The concurrent exhibitions at The Drawing Room Gallery and at The CCP are meant to dialogue with each other. The placement of the original artworks in each space is deliberate as is their arrangement in each location. In this way, their individual and collective meanings, relationship to the exhibition theme as well as to each other in each space can be experienced/read on multiple levels in the hope of addressing complex and contradictory metaphors for the works through the concept of an inverted telescope.
My question to artists is this: When you see your finished product, what do you actually see? And to you dear audience, journeys through the inverted telescope are a part of the ineffable. Yet, time and time again, we try to find meanings, explanations, as does this writer/curator/artist. I continue to resist trying to see pretty, positive, understandable, original/authentic images. The challenge that remains has to do with how to raise critical consciousness about the creative process as the creator, the apprentice, and/or the worker/s who also may play a role in the making of a piece of art yet are unacknowledged in the finished work—and as the viewer, allow all of these end products to co-exist with whatever criticism that may also arise in such problematized spaces.

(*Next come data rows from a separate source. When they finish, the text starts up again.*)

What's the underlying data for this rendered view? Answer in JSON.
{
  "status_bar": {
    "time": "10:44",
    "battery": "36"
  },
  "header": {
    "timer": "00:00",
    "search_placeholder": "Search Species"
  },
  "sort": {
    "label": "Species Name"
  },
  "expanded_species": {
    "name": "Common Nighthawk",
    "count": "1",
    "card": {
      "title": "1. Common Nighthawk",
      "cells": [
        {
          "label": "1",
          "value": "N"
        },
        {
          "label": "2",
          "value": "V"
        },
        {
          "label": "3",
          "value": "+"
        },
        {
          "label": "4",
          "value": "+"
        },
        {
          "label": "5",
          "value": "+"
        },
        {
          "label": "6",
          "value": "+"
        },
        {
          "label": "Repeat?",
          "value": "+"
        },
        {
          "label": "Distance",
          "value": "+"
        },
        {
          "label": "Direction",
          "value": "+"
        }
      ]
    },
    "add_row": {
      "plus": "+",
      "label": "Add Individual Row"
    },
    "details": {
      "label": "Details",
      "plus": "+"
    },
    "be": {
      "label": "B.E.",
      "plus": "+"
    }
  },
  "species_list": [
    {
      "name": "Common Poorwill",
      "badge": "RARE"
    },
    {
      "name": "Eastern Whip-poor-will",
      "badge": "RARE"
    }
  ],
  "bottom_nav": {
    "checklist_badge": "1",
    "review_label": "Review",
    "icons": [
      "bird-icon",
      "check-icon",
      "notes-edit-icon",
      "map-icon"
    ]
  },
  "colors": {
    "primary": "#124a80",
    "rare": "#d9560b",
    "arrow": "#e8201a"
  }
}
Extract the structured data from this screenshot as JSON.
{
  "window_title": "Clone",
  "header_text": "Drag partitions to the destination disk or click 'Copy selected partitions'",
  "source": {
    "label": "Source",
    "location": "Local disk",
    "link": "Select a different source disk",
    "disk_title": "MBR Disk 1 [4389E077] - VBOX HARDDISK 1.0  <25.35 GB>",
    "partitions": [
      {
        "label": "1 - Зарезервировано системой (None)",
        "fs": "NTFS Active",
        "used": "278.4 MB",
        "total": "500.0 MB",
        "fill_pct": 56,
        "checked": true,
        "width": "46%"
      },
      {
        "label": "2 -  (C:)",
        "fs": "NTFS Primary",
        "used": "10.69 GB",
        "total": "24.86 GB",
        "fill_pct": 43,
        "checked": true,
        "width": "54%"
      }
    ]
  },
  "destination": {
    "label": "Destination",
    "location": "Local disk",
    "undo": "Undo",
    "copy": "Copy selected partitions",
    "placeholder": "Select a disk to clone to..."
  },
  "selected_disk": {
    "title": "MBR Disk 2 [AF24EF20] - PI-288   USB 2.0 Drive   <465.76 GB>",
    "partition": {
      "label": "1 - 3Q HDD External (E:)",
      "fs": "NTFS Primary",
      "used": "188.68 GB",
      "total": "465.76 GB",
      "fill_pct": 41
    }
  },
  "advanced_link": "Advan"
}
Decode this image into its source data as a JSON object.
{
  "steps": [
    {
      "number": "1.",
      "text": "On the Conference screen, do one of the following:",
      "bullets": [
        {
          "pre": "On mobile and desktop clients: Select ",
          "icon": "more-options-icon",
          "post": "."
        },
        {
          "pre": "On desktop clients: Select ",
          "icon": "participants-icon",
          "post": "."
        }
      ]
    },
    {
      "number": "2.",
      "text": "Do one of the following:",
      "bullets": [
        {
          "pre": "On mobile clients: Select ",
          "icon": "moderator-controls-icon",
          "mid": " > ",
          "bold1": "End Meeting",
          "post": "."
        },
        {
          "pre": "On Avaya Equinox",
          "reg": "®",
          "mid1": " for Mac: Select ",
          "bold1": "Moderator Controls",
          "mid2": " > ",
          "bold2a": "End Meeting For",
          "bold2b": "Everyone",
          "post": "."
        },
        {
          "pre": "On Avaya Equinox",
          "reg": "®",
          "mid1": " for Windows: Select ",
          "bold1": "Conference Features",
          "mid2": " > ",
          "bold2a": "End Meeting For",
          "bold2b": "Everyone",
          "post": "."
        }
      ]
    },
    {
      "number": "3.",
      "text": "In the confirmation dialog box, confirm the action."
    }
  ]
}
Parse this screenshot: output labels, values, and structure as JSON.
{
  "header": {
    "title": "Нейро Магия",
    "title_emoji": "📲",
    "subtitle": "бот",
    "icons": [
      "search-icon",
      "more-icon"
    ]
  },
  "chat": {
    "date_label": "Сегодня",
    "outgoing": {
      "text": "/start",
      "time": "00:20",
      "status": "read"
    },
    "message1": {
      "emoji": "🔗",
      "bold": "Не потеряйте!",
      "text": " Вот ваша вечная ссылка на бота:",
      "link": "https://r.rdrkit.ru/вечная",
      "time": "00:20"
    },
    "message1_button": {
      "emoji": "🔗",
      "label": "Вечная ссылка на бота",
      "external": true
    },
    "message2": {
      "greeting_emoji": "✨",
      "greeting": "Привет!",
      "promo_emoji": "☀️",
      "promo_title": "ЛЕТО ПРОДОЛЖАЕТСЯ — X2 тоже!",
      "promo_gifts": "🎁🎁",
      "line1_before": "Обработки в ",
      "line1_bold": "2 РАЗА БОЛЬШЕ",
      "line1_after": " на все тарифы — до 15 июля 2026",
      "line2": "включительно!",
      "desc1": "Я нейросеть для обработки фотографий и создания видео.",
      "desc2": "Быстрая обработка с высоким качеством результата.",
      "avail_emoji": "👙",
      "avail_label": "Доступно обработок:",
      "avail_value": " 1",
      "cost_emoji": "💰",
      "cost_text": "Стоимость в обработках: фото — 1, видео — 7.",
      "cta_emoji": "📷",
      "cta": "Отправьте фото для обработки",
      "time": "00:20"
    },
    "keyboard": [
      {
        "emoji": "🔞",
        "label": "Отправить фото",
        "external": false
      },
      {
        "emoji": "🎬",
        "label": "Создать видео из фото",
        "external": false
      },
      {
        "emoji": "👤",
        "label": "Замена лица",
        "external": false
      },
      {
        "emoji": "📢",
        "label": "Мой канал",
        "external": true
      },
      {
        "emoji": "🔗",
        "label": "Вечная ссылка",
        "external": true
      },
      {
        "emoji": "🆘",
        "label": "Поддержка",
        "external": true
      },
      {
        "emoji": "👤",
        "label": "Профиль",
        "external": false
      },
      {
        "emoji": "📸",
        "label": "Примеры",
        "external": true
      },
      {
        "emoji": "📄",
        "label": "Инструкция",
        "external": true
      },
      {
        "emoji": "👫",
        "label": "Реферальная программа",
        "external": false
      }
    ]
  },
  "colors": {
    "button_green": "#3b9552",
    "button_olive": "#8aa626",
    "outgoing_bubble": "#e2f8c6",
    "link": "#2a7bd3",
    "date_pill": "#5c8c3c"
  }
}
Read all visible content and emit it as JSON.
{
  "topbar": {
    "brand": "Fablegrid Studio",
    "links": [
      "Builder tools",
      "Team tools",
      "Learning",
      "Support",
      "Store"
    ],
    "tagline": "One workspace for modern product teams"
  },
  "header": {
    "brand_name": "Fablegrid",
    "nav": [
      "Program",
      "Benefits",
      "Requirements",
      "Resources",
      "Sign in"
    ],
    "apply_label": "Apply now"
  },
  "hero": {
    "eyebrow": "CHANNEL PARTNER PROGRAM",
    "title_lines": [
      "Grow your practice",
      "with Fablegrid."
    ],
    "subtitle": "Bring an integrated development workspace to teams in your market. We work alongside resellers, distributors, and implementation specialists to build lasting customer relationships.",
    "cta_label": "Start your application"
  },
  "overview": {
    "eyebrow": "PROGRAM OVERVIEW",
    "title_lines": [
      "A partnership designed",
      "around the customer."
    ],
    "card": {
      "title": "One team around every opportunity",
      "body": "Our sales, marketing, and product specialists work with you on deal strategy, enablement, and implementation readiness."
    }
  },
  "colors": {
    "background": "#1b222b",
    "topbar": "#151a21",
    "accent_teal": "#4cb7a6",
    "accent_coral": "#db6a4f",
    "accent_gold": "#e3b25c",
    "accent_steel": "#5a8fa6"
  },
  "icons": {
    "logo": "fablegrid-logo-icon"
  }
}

The processes and acts of appropriating, adapting, and/or co-opting a movement of art, specific artists within them, and schools of thought are intrinsically subjective/objective—intentional or non intentional. The act of comparing one piece or body of artwork whose maker claims originality to what someone else may perceive as “unoriginal”, a representation, or facsimile is mediated by the creator, the viewer, and the society in which one lives, creates, and consumes in. The “spectre of comparisons” within these contexts come alive in unending entangled discourses that produce a matrix of “imagined realities”.
Angel Velasco Shaw, Curator